Segment Open
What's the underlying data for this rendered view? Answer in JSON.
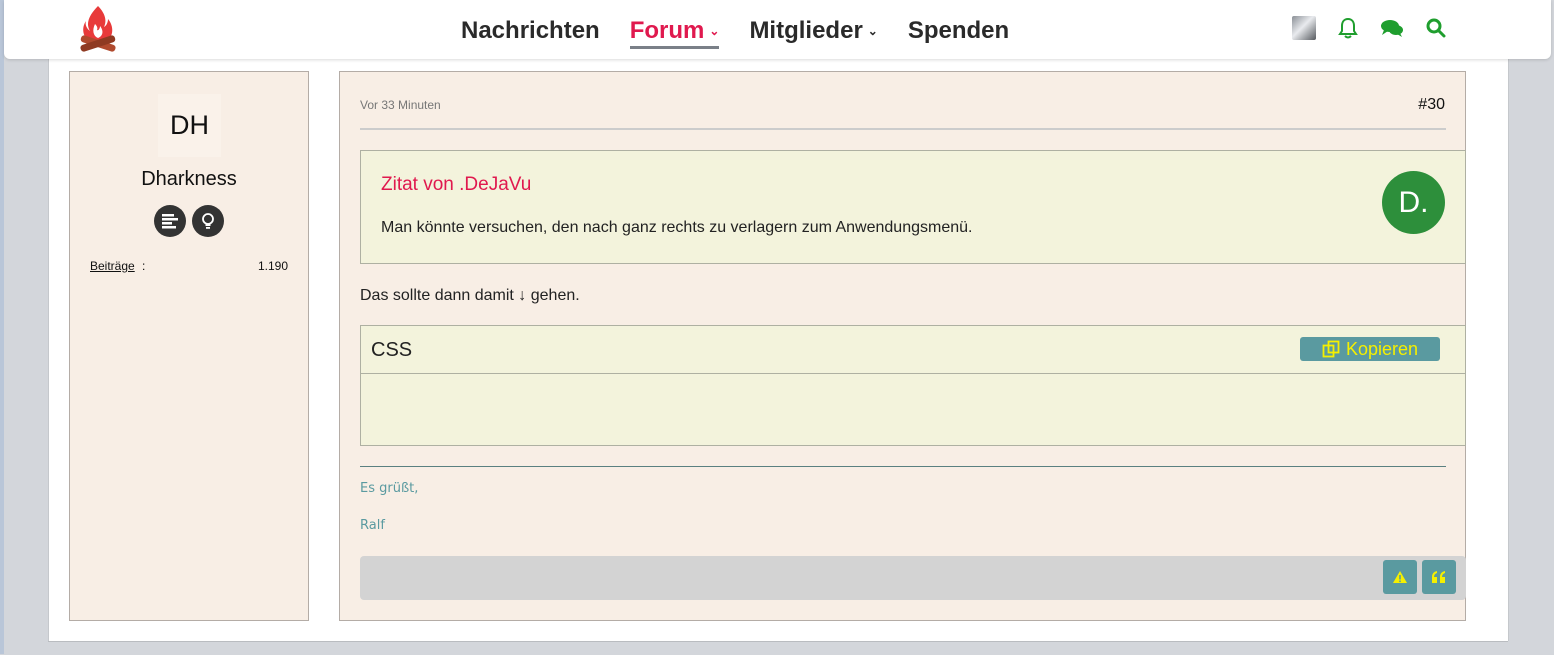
{
  "nav": {
    "items": [
      {
        "label": "Nachrichten"
      },
      {
        "label": "Forum",
        "caret": "⌄"
      },
      {
        "label": "Mitglieder",
        "caret": "⌄"
      },
      {
        "label": "Spenden"
      }
    ],
    "active_color": "#e0194e"
  },
  "header_icons": [
    "user-avatar",
    "bell-icon",
    "chat-icon",
    "search-icon"
  ],
  "user": {
    "initials": "DH",
    "name": "Dharkness",
    "stat_label": "Beiträge",
    "stat_value": "1.190"
  },
  "post": {
    "time": "Vor 33 Minuten",
    "number": "#30",
    "quote": {
      "title": "Zitat von .DeJaVu",
      "text": "Man könnte versuchen, den nach ganz rechts zu verlagern zum Anwendungsmenü.",
      "avatar_initials": "D."
    },
    "text": "Das sollte dann damit ↓ gehen.",
    "code": {
      "language": "CSS",
      "copy_label": "Kopieren"
    },
    "signature": [
      "Es grüßt,",
      "Ralf"
    ]
  },
  "colors": {
    "accent_red": "#e0194e",
    "teal": "#5a9aa0",
    "green": "#2d8f3b",
    "card_bg": "#f8eee5"
  }
}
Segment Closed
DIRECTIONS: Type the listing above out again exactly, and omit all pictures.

TASK OUTPUT:
What's the underlying data for this rendered view? Answer in JSON.
{
  "nav": {
    "items": [
      {
        "label": "Nachrichten"
      },
      {
        "label": "Forum",
        "caret": "⌄"
      },
      {
        "label": "Mitglieder",
        "caret": "⌄"
      },
      {
        "label": "Spenden"
      }
    ],
    "active_color": "#e0194e"
  },
  "header_icons": [
    "user-avatar",
    "bell-icon",
    "chat-icon",
    "search-icon"
  ],
  "user": {
    "initials": "DH",
    "name": "Dharkness",
    "stat_label": "Beiträge",
    "stat_value": "1.190"
  },
  "post": {
    "time": "Vor 33 Minuten",
    "number": "#30",
    "quote": {
      "title": "Zitat von .DeJaVu",
      "text": "Man könnte versuchen, den nach ganz rechts zu verlagern zum Anwendungsmenü.",
      "avatar_initials": "D."
    },
    "text": "Das sollte dann damit ↓ gehen.",
    "code": {
      "language": "CSS",
      "copy_label": "Kopieren"
    },
    "signature": [
      "Es grüßt,",
      "Ralf"
    ]
  },
  "colors": {
    "accent_red": "#e0194e",
    "teal": "#5a9aa0",
    "green": "#2d8f3b",
    "card_bg": "#f8eee5"
  }
}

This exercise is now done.